**What is being asked**
What lines in this listing contain the string "initial"? Report each one by copying it.

===============

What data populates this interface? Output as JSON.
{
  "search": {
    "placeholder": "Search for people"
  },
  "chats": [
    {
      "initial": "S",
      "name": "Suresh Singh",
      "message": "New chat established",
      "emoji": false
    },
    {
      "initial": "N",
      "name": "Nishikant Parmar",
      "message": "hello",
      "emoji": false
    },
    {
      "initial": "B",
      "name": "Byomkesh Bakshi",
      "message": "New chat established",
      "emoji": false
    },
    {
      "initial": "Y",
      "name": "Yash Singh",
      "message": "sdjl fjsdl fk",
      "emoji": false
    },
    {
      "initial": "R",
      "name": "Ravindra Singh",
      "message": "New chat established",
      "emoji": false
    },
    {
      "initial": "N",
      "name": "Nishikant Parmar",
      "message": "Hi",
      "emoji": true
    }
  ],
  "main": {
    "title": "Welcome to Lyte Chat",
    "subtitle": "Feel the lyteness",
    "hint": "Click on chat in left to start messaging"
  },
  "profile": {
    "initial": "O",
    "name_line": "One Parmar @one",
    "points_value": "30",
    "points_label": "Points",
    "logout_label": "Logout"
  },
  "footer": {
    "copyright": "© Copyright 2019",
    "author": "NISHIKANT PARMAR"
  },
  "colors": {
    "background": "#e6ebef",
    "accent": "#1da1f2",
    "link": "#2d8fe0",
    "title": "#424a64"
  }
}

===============

**Response for this exercise**
      "initial": "S",
      "initial": "N",
      "initial": "B",
      "initial": "Y",
      "initial": "R",
      "initial": "N",
    "initial": "O",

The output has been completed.